* WHAT IS REQUIRED *
Return a copy of every line in the data below that contains "upload".
───── THE DATA
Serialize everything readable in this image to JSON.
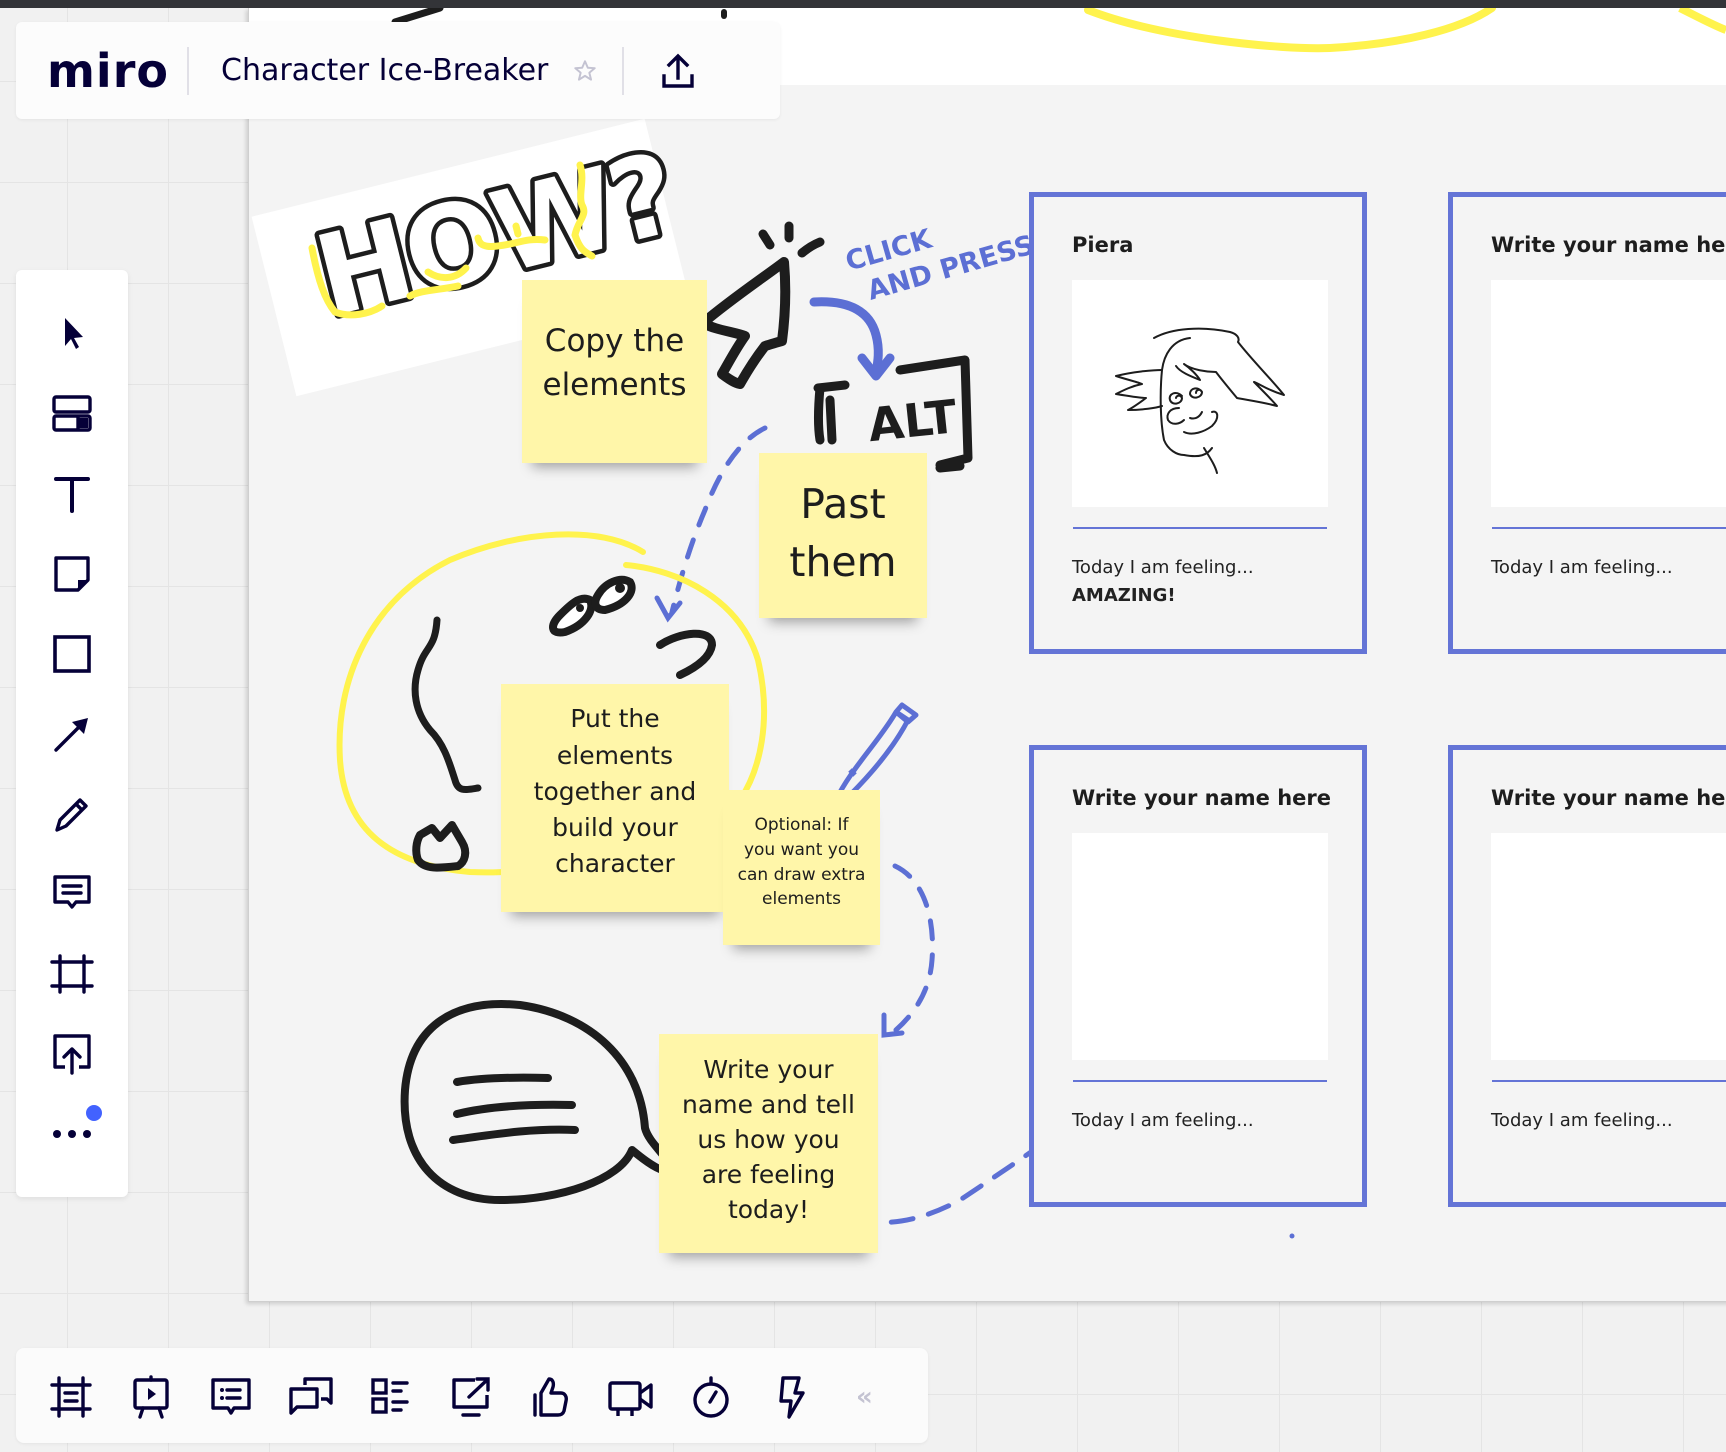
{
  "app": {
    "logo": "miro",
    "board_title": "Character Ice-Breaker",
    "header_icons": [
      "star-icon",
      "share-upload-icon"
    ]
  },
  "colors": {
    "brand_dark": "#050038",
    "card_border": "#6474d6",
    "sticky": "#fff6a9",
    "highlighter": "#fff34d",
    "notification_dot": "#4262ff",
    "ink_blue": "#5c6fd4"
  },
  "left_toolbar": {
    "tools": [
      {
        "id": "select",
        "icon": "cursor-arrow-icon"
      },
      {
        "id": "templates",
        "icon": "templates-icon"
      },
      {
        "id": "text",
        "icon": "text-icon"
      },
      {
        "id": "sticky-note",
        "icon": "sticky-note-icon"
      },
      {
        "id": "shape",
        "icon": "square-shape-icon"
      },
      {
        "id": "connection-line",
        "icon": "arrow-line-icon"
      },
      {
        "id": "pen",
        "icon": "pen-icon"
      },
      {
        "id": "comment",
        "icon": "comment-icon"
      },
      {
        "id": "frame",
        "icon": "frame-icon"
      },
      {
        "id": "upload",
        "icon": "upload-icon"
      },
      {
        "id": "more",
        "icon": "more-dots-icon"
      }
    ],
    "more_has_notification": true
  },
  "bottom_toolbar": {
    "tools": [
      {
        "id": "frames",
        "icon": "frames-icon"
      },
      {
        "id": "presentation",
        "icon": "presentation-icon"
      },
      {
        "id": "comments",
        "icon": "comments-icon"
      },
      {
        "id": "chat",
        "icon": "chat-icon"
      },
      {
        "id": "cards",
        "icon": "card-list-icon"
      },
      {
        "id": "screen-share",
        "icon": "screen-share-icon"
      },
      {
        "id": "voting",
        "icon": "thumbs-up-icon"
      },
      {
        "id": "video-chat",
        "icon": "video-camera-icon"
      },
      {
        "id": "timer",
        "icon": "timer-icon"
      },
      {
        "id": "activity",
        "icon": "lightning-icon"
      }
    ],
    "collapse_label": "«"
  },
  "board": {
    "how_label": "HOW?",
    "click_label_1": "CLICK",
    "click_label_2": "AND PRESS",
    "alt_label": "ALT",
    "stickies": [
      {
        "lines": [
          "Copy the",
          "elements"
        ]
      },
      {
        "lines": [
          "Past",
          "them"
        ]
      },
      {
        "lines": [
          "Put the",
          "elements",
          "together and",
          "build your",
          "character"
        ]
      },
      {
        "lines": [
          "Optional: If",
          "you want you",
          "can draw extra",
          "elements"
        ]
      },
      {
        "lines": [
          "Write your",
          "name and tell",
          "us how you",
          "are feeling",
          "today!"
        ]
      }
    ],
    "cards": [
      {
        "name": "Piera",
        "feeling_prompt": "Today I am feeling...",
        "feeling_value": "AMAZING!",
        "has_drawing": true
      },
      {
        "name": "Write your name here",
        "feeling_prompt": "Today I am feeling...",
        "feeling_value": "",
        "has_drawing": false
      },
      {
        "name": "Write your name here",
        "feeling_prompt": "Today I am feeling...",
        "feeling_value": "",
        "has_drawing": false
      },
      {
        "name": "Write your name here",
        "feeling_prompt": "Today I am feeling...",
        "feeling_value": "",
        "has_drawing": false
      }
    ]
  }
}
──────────
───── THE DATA
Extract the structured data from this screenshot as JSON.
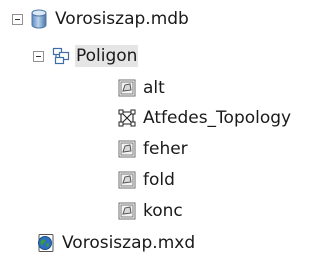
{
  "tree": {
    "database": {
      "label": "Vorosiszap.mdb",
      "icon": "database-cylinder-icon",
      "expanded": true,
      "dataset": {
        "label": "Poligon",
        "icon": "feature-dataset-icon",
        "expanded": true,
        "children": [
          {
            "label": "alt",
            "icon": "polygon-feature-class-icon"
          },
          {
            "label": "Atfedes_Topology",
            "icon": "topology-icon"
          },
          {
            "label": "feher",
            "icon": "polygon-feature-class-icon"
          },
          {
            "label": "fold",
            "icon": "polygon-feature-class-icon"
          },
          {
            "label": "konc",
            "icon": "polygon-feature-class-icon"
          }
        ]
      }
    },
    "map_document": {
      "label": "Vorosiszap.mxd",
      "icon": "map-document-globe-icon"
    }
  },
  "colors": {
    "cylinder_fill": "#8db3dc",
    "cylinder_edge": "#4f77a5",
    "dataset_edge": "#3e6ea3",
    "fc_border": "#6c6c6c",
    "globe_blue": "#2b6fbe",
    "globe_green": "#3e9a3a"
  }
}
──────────
* TASK RESULT *
      "share-upload-icon"
        "id": "upload",
        "icon": "upload-icon"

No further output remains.